     requests to. Cannot be updated. In CamelCase. More info:
     https://git.k8s.io/community/contributors/devel/api-conventions.md#types-kinds

metadata    <Object>
     Standard object metadata. More info:
     https://git.k8s.io/community/contributors/devel/api-conventions.md#metadata

spec    <Object>
     behaviour of autoscaler. More info:
     https://git.k8s.io/community/contributors/devel/api-conventions.md#spec-and-status.

status    <Object>
     current information about the autoscaler.

Well, that is a piece of extensive and very helpful information, I must say.

Networking

1. Here is how you can get internal IP addresses of cluster nodes:

kubectl get nodes -o json | \
  jq -r '.items[].status.addresses[]? | select (.type == "InternalIP") | .address' | \
  paste -sd "\n" -

2. And this way, you can print all services and their respective nodePorts:
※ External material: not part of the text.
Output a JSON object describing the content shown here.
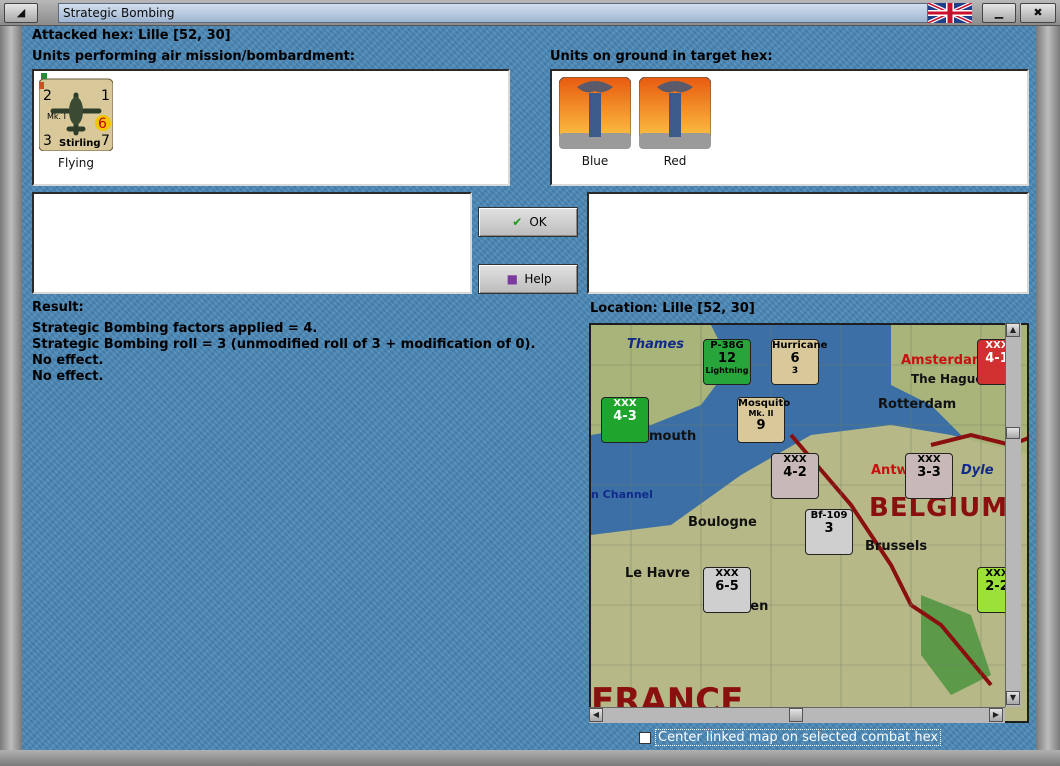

kubectl get --all-namespaces svc -o json | \
  jq -r '.items[] | [.metadata.name,([.spec.ports[].nodePort | tostring ] | join("|"))]| @tsv'

3. In situations where there are problems with the CNI (for example, with Flannel), you have to check the routes to identify the problem pod. Pod subnets that are used in the cluster can be very helpful in this task:

kubectl get nodes -o jsonpath='{.items[*].spec.podCIDR}' | tr " " "\n"

Logs

1. Print logs with a human-readable timestamp (if it is not set):

kubectl -n my-namespace logs -f my-pod --timestamps

2020-07-08T14:01:59.581788788Z fail: 
Microsoft.EntityFrameworkCore.Query[10100]

Logs look so much better now, don’t they?

2. You do not have to wait until the entire log of the pod’s container is printed out — just use --tail:

kubectl -n my-namespace logs -f my-pod --tail=50

3. Here is how you can print all the logs from all containers of a pod:

kubectl -n my-namespace logs -f my-pod --all-containers

4. Getting logs from all pods using a label to filter:

kubectl -n my-namespace logs -f -l app=nginx

5. Getting logs of the “previous” container (for example, if it has crashed):

kubectl -n my-namespace logs my-pod --previous

Other quick actions

1. Here is how you can quickly copy secrets from one namespace to another:

kubectl get secrets -o json --namespace namespace-old | \
  jq '.items[].metadata.namespace = "namespace-new"' | \
  kubectl create-f  -

2. Run these two commands to create a self-signed certificate for testing:

openssl req -x509 -nodes -days 365 -newkey rsa:2048 -keyout tls.key -out tls.crt -subj "/CN=grafana.mysite.ru/O=MyOrganization"
kubectl -n myapp create secret tls selfsecret --key tls.key --cert tls.crt

Helpful links on the topic

In lieu of conclusion — here is a small list of similar publications and cheat sheets’ collections we’ve found online:

Afterword

This article has been originally posted on Medium. New texts from our engineers are placed here, on blog.flant.com. Please follow our Twitter or subscribe below to get last updates!

Subscribe